The extent of Cornwell’s involvement with the British Secret Service has excited more interest than almost anything else in his long career. He has always refused to elaborate on his time as a spy, citing his loyalty to his former colleagues & the fact that he signed the Official Secrets Act which prevents him discussing it. Adam Sisman dug out a little new information but this book maintains Cornwell’s reticence. He must have used his knowledge of the Service to write his books & some within its ranks have felt betrayed by that but he maintains that he has never broken a confidence. One of the most fascinating chapters was his account of a conversation with Nicholas Elliott, a member of the Service & a close friend of Kim Philby. Elliott, like so many others, was betrayed by Philby & devastated when he defected. Cornwell knew both men & gives a sympathetic portrayal of Elliott as he describes his interrogation of Philby in Beirut just before he left for Moscow. Cornwell acknowledges Ben Macintyre’s book on the subject, A Spy Among Friends, & I’ve downloaded the audio book as this chapter was so interesting that I want to know more.

Perhaps the most personal chapter comes near the end of the book, Son of the Author’s Father. Cornwell’s father, Ronnie, was a con man, a charming rogue who spent his life coming up with grandiose schemes to enrich himself regardless of the consequences to others. Cornwell wrote a version of Ronnie’s story in his novel, A Perfect Spy, but he has obviously struggled with the legacy of being the son of a crook who served several prison sentences in the UK & Asia, was bankrupted several times & seemingly had no conscience about the damage he left in his wake.
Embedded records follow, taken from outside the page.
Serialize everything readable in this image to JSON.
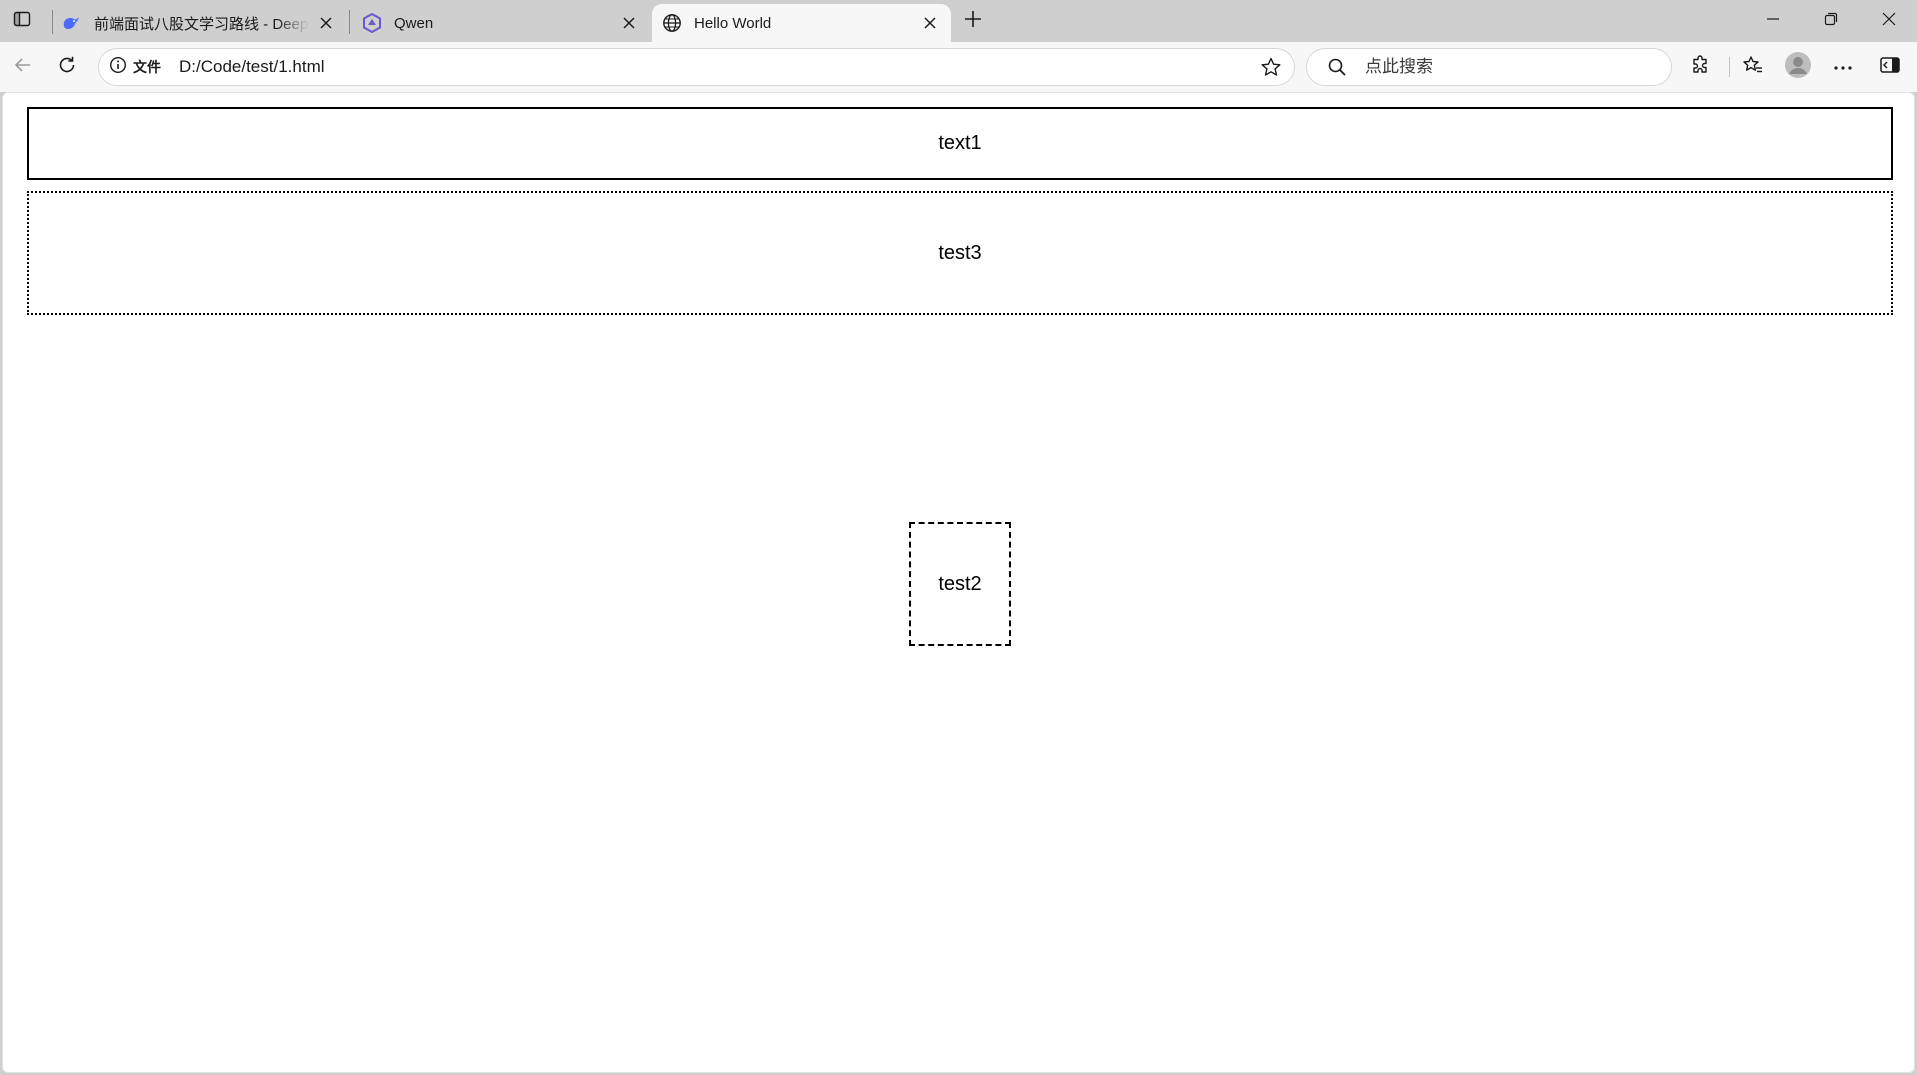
{
  "browser": {
    "tabs": [
      {
        "title": "前端面试八股文学习路线 - DeepSeek",
        "favicon": "deepseek-whale-icon",
        "active": false
      },
      {
        "title": "Qwen",
        "favicon": "qwen-logo-icon",
        "active": false
      },
      {
        "title": "Hello World",
        "favicon": "globe-icon",
        "active": true
      }
    ],
    "address": {
      "security_label": "文件",
      "url": "D:/Code/test/1.html"
    },
    "search": {
      "placeholder": "点此搜索"
    },
    "colors": {
      "tabstrip": "#cfcfcf",
      "toolbar": "#f7f7f7",
      "page_background": "#ffffff",
      "qwen_accent": "#6a5acd",
      "deepseek_accent": "#4d6bfe"
    }
  },
  "page": {
    "boxes": [
      {
        "text": "text1",
        "border": "solid"
      },
      {
        "text": "test3",
        "border": "dotted"
      },
      {
        "text": "test2",
        "border": "dashed"
      }
    ]
  }
}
Cornwell’s mother, Olive, abandoned her husband & two sons when David was only five. He didn’t see her again for many years & had a distant relationship with her in his adult life. Ronnie was almost a constant presence – failing to pay his school fees, employing David to collect debts in Paris, using his connection as the father of the famous John le Carré to sponge off David’s publishers, being bailed out by David from an Asian prison, ironically threatening to sue David for the cost of his education etc etc. The anger that David still feels towards both his parents is obvious. He even spent a considerable amount of money on investigators to try & disentangle Ronnie’s lies – without much success. It seems he will never discover the truth about many of the questions that plague him about his mother’s disappearance or his father’s psychology. This section of the memoir is no less fascinating for being inconclusive.

I wasn’t sure that I wanted or needed to read The Pigeon Tunnel after reading Sisman’s exhaustive biography. I’m so glad I did, especially as I listened to the audio book read by Cornwell himself. I knew most of the stories from reading the biography. I knew the origin of the title, The Pigeon Tunnel, which had been the working title for many le Carré novels over the years. I’d read Sisman’s version of the meetings with Arafat, Joseph Brodsky & Andrei Sakharov but it was a different experience hearing the stories from Cornwell himself. Naturally more intimate but Cornwell came across as funnier, more self-deprecating, less earnest than he seemed in the biography. I’m glad I’ve read Sisman’s biography which filled in a lot of the background that isn’t detailed in this book. However, I don’t suppose many readers of The Pigeon Tunnel will be totally unaware of Cornwell’s life – there have been enough profiles & interviews over the years. As a collection of stories, some quite slight but many much more searching, this is an excellent insight into the complicated life of a secretive man.